Guitarist/vocalist Pizzarelli's approach works because it is built on impeccable rhythmic detail. Nothing is muddled, and every note is on display at appropriate volumes, usually within a sparse, or at least temperate, arrangement. He makes sure that every moment in the music is well groomed and sharply dressed. Some of these sensibilities are clearly inherited from his father, traditional jazz guitarist Bucky Pizzarelli. Like Bucky, John performs in a land of perfect tempo and understated rhythmic playfulness. The father-son duo share a sense of comfort and ease on barnburners and ballads alike on Contrasts, released in January 2006. Through his decades-long dedication to this music, Pizzarelli Sr. has inadvertently drawn a direct line from the great old-time guitarists like Django Reinhardt, Barry Galbraith, and George Van Eps to himself. Not far-fetched, then, that he would extend the line further, to his own progeny.
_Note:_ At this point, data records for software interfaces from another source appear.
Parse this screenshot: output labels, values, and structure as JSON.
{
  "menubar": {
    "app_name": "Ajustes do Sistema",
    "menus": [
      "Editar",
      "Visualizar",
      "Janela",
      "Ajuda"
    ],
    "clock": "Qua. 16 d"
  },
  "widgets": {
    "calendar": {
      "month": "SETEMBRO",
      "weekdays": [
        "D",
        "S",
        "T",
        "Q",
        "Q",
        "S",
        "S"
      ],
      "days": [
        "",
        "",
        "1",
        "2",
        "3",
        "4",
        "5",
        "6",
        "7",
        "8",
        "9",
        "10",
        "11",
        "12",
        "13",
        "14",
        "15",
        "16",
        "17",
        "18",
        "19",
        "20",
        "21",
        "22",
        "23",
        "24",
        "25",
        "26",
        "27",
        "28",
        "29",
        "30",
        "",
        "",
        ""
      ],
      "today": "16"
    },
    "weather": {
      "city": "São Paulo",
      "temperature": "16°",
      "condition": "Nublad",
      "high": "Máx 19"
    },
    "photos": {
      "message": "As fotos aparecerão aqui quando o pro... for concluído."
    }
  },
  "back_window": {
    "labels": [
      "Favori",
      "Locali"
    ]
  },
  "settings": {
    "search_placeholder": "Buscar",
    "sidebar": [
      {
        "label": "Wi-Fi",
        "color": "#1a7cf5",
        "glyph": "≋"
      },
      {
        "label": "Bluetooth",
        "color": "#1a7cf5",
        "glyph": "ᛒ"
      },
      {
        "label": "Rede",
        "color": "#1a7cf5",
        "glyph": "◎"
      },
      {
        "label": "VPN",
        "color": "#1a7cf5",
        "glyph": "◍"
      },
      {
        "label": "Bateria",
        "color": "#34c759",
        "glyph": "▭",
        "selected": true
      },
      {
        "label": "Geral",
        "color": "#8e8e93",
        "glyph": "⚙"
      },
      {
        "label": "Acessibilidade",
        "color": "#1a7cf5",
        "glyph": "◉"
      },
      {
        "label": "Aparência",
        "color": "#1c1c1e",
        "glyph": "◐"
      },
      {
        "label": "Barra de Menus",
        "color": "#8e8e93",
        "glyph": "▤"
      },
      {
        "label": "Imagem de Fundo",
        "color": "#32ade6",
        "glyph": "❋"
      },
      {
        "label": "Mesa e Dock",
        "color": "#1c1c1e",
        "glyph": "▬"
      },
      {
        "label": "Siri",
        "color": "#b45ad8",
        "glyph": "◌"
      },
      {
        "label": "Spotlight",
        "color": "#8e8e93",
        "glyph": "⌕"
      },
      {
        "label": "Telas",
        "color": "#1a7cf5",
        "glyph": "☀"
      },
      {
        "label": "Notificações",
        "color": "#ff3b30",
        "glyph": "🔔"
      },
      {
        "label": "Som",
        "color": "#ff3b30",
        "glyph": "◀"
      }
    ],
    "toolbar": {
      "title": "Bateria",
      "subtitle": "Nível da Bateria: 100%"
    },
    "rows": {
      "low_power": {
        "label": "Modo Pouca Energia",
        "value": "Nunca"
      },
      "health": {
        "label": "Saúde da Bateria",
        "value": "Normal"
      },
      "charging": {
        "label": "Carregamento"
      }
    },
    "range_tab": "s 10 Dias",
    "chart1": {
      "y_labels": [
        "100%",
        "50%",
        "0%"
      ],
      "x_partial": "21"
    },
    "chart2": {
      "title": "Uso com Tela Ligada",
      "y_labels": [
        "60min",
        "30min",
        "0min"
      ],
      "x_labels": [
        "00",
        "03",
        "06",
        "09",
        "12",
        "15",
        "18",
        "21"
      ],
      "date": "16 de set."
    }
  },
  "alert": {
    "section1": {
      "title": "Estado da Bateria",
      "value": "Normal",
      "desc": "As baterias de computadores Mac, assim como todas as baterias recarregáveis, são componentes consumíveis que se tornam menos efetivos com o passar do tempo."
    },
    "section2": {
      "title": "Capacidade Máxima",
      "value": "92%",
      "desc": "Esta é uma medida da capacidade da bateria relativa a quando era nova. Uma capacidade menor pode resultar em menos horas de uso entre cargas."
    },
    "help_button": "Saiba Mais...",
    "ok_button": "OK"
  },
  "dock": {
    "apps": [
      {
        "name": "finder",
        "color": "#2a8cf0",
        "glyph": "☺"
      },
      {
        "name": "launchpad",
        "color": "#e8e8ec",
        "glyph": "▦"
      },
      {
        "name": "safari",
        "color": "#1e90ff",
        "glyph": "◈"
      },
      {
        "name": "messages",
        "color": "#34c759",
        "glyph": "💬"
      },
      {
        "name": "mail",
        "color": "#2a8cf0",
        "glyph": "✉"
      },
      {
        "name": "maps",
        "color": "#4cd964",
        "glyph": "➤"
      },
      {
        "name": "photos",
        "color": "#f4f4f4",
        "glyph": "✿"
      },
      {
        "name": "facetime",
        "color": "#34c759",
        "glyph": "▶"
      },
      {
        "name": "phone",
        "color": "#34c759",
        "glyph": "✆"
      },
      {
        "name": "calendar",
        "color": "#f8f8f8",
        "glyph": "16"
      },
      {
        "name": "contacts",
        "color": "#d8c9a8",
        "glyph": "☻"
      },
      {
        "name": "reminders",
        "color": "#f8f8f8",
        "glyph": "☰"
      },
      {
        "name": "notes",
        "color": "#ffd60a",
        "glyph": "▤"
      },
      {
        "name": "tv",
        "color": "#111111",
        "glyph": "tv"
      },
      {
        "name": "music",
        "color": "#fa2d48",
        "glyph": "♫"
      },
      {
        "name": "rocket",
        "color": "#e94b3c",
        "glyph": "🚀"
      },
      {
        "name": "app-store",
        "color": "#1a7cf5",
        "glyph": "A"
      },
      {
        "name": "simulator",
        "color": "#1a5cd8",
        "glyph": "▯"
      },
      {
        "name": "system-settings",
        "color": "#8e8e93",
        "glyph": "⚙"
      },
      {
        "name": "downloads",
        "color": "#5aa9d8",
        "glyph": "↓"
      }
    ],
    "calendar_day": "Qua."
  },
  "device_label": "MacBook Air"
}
To assess John Pizzarelli the vocalist, simply check his latest album, Dear Mr. Sinatra. A young, swingin' singer takes a shot at eleven songs popularized by Frank Sinatra, most of them written with the Chairman in mind. The concept sounds like a recipe for disaster. But by avoiding any attempts at imitation, or even tribute, Pizzarelli, backed here by the fine Clayton-Hamilton Jazz Orchestra, makes it work. And proving he is both daring and smart, his team of arrangers on the album includes Quincy Jones. Andrés Solar